Wish You Were Here reflects the value of postcards as tools for learning about the past, with images drawn from Manuscript Group 213, Postcard Collection, Pennsylvania State Archives.

On May 6, 1925, an individual known only as Murray wrote to Harry Snively of Greensburg, Westmoreland County, on a postcard depicting a duck pond at River Ridge Farm near Franklin, Venango County: “Talk about a beautiful sight, you should see those ducks.”

River Ridge Farm, the creation of Joseph Crocker Sibley (1850–1926) in 1911, consisted of four duck ponds, six stone bridges, thirteen miles of roads, manager’s house, gardener’s cottage, gatehouse, several dozen oil wells, and a baronial residence designed by Pittsburgh architect Louis Stevens (1880– 1961). The farm was self-sufficient — it grew its own produce and meat, generated electricity independent of outside sources, and had its own water supply and sewage system. On the grounds of the 1,200-acre estate were blacksmith and machine shops, an automobile repair facility, two greenhouses, company store, twelve-car garage, and a railway station.

Sibley, who began amassing his fortune by “making a signal oil superior to those previously in use in quality of light, safety, and cold test,” was president of the Signal Oil Works, Franklin. With his brother-in-law Charles Miller he had established the Galena Oil Company which specialized in manufacturing railroad lubricants. He served as mayor of Franklin as well as several terms in the U.S. House of Representatives. He was elected president of the Pennsylvania State Dairymen’s Association and also served on the Pennsylvania State Board of Agriculture.

In addition to raising Pekin ducks, Sibley’s experimental farm featured an assortment of livestock and wild animals, including Wapiti elk, American buffalo, horses, sheep, Angora goats, Poland China hogs, and Canada geese.
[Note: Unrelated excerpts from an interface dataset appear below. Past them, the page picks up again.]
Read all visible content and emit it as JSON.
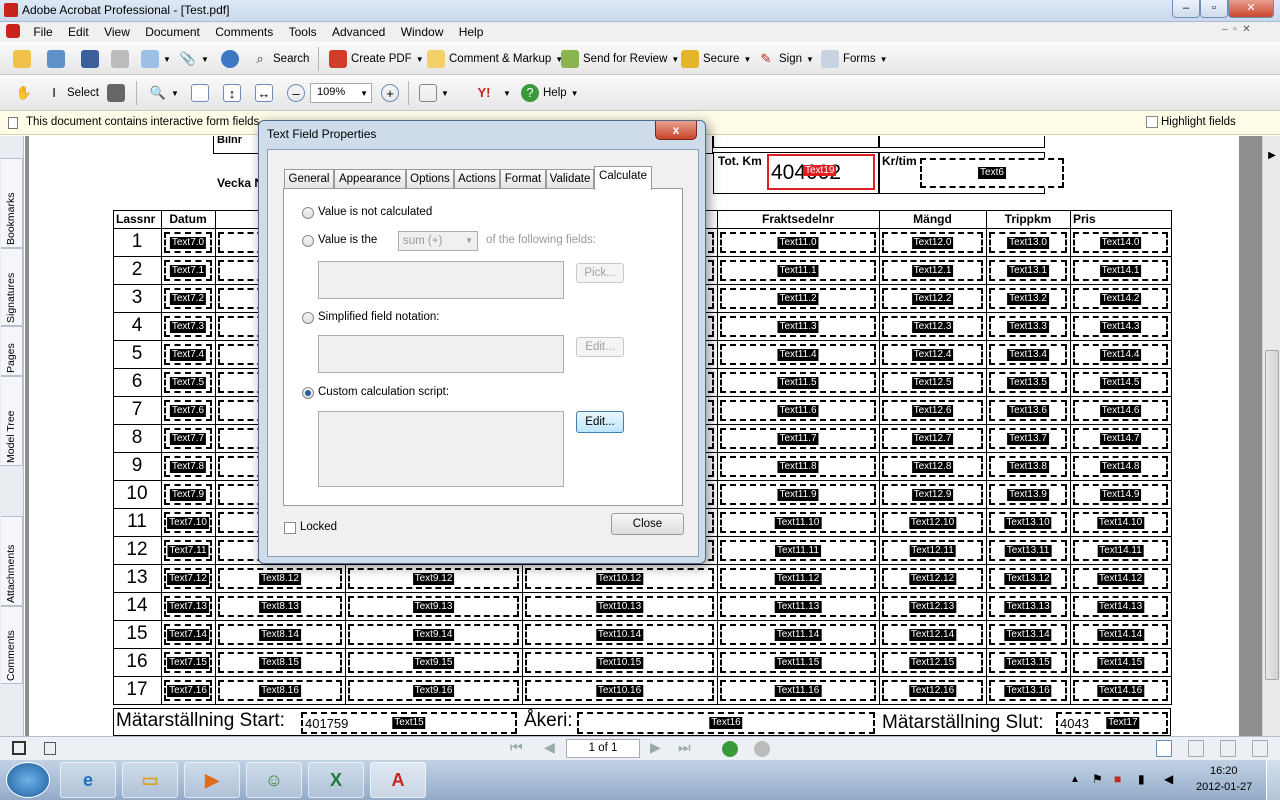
{
  "window": {
    "title": "Adobe Acrobat Professional - [Test.pdf]"
  },
  "menu": [
    "File",
    "Edit",
    "View",
    "Document",
    "Comments",
    "Tools",
    "Advanced",
    "Window",
    "Help"
  ],
  "toolbar1": {
    "search": "Search",
    "create_pdf": "Create PDF",
    "comment_markup": "Comment & Markup",
    "send_review": "Send for Review",
    "secure": "Secure",
    "sign": "Sign",
    "forms": "Forms"
  },
  "toolbar2": {
    "select": "Select",
    "zoom": "109%",
    "help": "Help"
  },
  "infobar": {
    "message": "This document contains interactive form fields.",
    "highlight": "Highlight fields"
  },
  "nav_tabs": [
    "Bookmarks",
    "Signatures",
    "Pages",
    "Model Tree",
    "Attachments",
    "Comments"
  ],
  "form": {
    "top_labels": {
      "datum_cut": "Bilnr",
      "vecka": "Vecka N",
      "tot_km": "Tot. Km",
      "kr_tim": "Kr/tim"
    },
    "tot_km_value": "404002",
    "tot_km_field": "Text19",
    "kr_tim_field": "Text6",
    "headers": [
      "Lassnr",
      "Datum",
      "",
      "",
      "",
      "Fraktsedelnr",
      "Mängd",
      "Trippkm",
      "Pris"
    ],
    "rows": [
      {
        "n": "1",
        "f": [
          "Text7.0",
          "",
          "",
          "",
          "Text11.0",
          "Text12.0",
          "Text13.0",
          "Text14.0"
        ]
      },
      {
        "n": "2",
        "f": [
          "Text7.1",
          "",
          "",
          "",
          "Text11.1",
          "Text12.1",
          "Text13.1",
          "Text14.1"
        ]
      },
      {
        "n": "3",
        "f": [
          "Text7.2",
          "",
          "",
          "",
          "Text11.2",
          "Text12.2",
          "Text13.2",
          "Text14.2"
        ]
      },
      {
        "n": "4",
        "f": [
          "Text7.3",
          "",
          "",
          "",
          "Text11.3",
          "Text12.3",
          "Text13.3",
          "Text14.3"
        ]
      },
      {
        "n": "5",
        "f": [
          "Text7.4",
          "",
          "",
          "",
          "Text11.4",
          "Text12.4",
          "Text13.4",
          "Text14.4"
        ]
      },
      {
        "n": "6",
        "f": [
          "Text7.5",
          "",
          "",
          "",
          "Text11.5",
          "Text12.5",
          "Text13.5",
          "Text14.5"
        ]
      },
      {
        "n": "7",
        "f": [
          "Text7.6",
          "",
          "",
          "",
          "Text11.6",
          "Text12.6",
          "Text13.6",
          "Text14.6"
        ]
      },
      {
        "n": "8",
        "f": [
          "Text7.7",
          "",
          "",
          "",
          "Text11.7",
          "Text12.7",
          "Text13.7",
          "Text14.7"
        ]
      },
      {
        "n": "9",
        "f": [
          "Text7.8",
          "",
          "",
          "",
          "Text11.8",
          "Text12.8",
          "Text13.8",
          "Text14.8"
        ]
      },
      {
        "n": "10",
        "f": [
          "Text7.9",
          "",
          "",
          "",
          "Text11.9",
          "Text12.9",
          "Text13.9",
          "Text14.9"
        ]
      },
      {
        "n": "11",
        "f": [
          "Text7.10",
          "",
          "",
          "",
          "Text11.10",
          "Text12.10",
          "Text13.10",
          "Text14.10"
        ]
      },
      {
        "n": "12",
        "f": [
          "Text7.11",
          "",
          "",
          "",
          "Text11.11",
          "Text12.11",
          "Text13.11",
          "Text14.11"
        ]
      },
      {
        "n": "13",
        "f": [
          "Text7.12",
          "Text8.12",
          "Text9.12",
          "Text10.12",
          "Text11.12",
          "Text12.12",
          "Text13.12",
          "Text14.12"
        ]
      },
      {
        "n": "14",
        "f": [
          "Text7.13",
          "Text8.13",
          "Text9.13",
          "Text10.13",
          "Text11.13",
          "Text12.13",
          "Text13.13",
          "Text14.13"
        ]
      },
      {
        "n": "15",
        "f": [
          "Text7.14",
          "Text8.14",
          "Text9.14",
          "Text10.14",
          "Text11.14",
          "Text12.14",
          "Text13.14",
          "Text14.14"
        ]
      },
      {
        "n": "16",
        "f": [
          "Text7.15",
          "Text8.15",
          "Text9.15",
          "Text10.15",
          "Text11.15",
          "Text12.15",
          "Text13.15",
          "Text14.15"
        ]
      },
      {
        "n": "17",
        "f": [
          "Text7.16",
          "Text8.16",
          "Text9.16",
          "Text10.16",
          "Text11.16",
          "Text12.16",
          "Text13.16",
          "Text14.16"
        ]
      }
    ],
    "footer": {
      "start_label": "Mätarställning Start:",
      "start_value": "401759",
      "start_field": "Text15",
      "akeri_label": "Åkeri:",
      "akeri_field": "Text16",
      "slut_label": "Mätarställning Slut:",
      "slut_value": "4043",
      "slut_field": "Text17"
    }
  },
  "dialog": {
    "title": "Text Field Properties",
    "close": "x",
    "tabs": [
      "General",
      "Appearance",
      "Options",
      "Actions",
      "Format",
      "Validate",
      "Calculate"
    ],
    "active_tab": "Calculate",
    "opt_not_calc": "Value is not calculated",
    "opt_value_is": "Value is the",
    "func_select": "sum (+)",
    "of_fields": "of the following fields:",
    "pick": "Pick...",
    "opt_simplified": "Simplified field notation:",
    "edit_disabled": "Edit...",
    "opt_custom": "Custom calculation script:",
    "edit": "Edit...",
    "locked": "Locked",
    "close_btn": "Close"
  },
  "status": {
    "page": "1 of 1"
  },
  "taskbar": {
    "time": "16:20",
    "date": "2012-01-27"
  }
}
Joe Jurgielewicz and Son Ltd., Hamburg, Berks County, continues the Keystone State’s tradition of raising and marketing ducks. The Pennsylvania Department of Agriculture recognized the company because it “is almost exclusively integrated, meaning they breed, hatch, raise, and process all the ducks on the farm. Aside from purchasing feed, which also comes from local companies, the business is completely self-sufficient. The ‘closed flock’ prevents the introduction of any diseases that could devastate the business.” Jurgielewicz and Son — a family-owned company which processes more than seventy-five thousand ducks weekly — is also a member of PA Preferred.

This postcard was selected for this installment of Wish You Were Here! to observe the Pennsylvania Historical and Museum Commission’s annual theme for 2012, “The Land of Penn and Plenty: Bringing History to the Table.”